§ **Requirement**: Restate all of the entries exactly, each line as it stands.

§ **Material supplied**:
-------

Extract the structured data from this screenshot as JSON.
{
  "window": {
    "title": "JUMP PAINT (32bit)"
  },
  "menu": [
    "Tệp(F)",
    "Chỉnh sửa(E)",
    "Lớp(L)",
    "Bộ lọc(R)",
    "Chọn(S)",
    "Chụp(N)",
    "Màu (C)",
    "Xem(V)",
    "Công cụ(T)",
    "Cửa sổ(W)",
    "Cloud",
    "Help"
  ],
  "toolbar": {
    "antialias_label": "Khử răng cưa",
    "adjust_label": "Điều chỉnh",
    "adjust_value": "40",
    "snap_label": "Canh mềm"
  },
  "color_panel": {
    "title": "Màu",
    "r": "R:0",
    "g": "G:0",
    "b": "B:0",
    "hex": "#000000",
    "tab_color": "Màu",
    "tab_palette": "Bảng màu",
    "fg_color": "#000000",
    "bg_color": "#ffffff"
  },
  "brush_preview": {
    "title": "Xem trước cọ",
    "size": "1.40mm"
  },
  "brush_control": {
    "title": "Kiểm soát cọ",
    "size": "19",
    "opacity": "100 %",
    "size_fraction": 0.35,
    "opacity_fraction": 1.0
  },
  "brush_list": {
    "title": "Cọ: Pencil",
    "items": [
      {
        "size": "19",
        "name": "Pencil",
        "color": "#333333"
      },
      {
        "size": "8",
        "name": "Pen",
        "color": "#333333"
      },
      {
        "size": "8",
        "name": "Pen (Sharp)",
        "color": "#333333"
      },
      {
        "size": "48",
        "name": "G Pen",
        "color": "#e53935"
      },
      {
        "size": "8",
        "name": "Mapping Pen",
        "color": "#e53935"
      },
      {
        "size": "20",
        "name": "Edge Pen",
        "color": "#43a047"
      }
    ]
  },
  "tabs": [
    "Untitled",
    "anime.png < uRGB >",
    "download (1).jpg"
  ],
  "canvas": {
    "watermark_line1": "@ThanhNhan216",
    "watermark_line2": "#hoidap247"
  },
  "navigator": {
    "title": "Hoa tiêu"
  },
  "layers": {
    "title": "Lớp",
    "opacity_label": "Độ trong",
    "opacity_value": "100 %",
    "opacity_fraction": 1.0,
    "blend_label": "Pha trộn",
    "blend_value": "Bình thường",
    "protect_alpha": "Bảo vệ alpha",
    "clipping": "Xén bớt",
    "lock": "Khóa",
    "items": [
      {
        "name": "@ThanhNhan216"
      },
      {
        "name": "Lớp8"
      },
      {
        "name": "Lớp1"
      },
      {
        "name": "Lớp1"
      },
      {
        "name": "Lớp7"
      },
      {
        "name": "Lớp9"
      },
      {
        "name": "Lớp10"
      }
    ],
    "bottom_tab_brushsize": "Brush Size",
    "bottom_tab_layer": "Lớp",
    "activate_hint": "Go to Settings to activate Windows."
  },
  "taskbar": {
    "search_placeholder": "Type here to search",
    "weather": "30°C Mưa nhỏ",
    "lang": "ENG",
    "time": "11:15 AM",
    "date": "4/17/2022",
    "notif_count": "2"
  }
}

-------

§ **Solution to this exercise**:
Extract the structured data from this screenshot as JSON.
{
  "window": {
    "title": "JUMP PAINT (32bit)"
  },
  "menu": [
    "Tệp(F)",
    "Chỉnh sửa(E)",
    "Lớp(L)",
    "Bộ lọc(R)",
    "Chọn(S)",
    "Chụp(N)",
    "Màu (C)",
    "Xem(V)",
    "Công cụ(T)",
    "Cửa sổ(W)",
    "Cloud",
    "Help"
  ],
  "toolbar": {
    "antialias_label": "Khử răng cưa",
    "adjust_label": "Điều chỉnh",
    "adjust_value": "40",
    "snap_label": "Canh mềm"
  },
  "color_panel": {
    "title": "Màu",
    "r": "R:0",
    "g": "G:0",
    "b": "B:0",
    "hex": "#000000",
    "tab_color": "Màu",
    "tab_palette": "Bảng màu",
    "fg_color": "#000000",
    "bg_color": "#ffffff"
  },
  "brush_preview": {
    "title": "Xem trước cọ",
    "size": "1.40mm"
  },
  "brush_control": {
    "title": "Kiểm soát cọ",
    "size": "19",
    "opacity": "100 %",
    "size_fraction": 0.35,
    "opacity_fraction": 1.0
  },
  "brush_list": {
    "title": "Cọ: Pencil",
    "items": [
      {
        "size": "19",
        "name": "Pencil",
        "color": "#333333"
      },
      {
        "size": "8",
        "name": "Pen",
        "color": "#333333"
      },
      {
        "size": "8",
        "name": "Pen (Sharp)",
        "color": "#333333"
      },
      {
        "size": "48",
        "name": "G Pen",
        "color": "#e53935"
      },
      {
        "size": "8",
        "name": "Mapping Pen",
        "color": "#e53935"
      },
      {
        "size": "20",
        "name": "Edge Pen",
        "color": "#43a047"
      }
    ]
  },
  "tabs": [
    "Untitled",
    "anime.png < uRGB >",
    "download (1).jpg"
  ],
  "canvas": {
    "watermark_line1": "@ThanhNhan216",
    "watermark_line2": "#hoidap247"
  },
  "navigator": {
    "title": "Hoa tiêu"
  },
  "layers": {
    "title": "Lớp",
    "opacity_label": "Độ trong",
    "opacity_value": "100 %",
    "opacity_fraction": 1.0,
    "blend_label": "Pha trộn",
    "blend_value": "Bình thường",
    "protect_alpha": "Bảo vệ alpha",
    "clipping": "Xén bớt",
    "lock": "Khóa",
    "items": [
      {
        "name": "@ThanhNhan216"
      },
      {
        "name": "Lớp8"
      },
      {
        "name": "Lớp1"
      },
      {
        "name": "Lớp1"
      },
      {
        "name": "Lớp7"
      },
      {
        "name": "Lớp9"
      },
      {
        "name": "Lớp10"
      }
    ],
    "bottom_tab_brushsize": "Brush Size",
    "bottom_tab_layer": "Lớp",
    "activate_hint": "Go to Settings to activate Windows."
  },
  "taskbar": {
    "search_placeholder": "Type here to search",
    "weather": "30°C Mưa nhỏ",
    "lang": "ENG",
    "time": "11:15 AM",
    "date": "4/17/2022",
    "notif_count": "2"
  }
}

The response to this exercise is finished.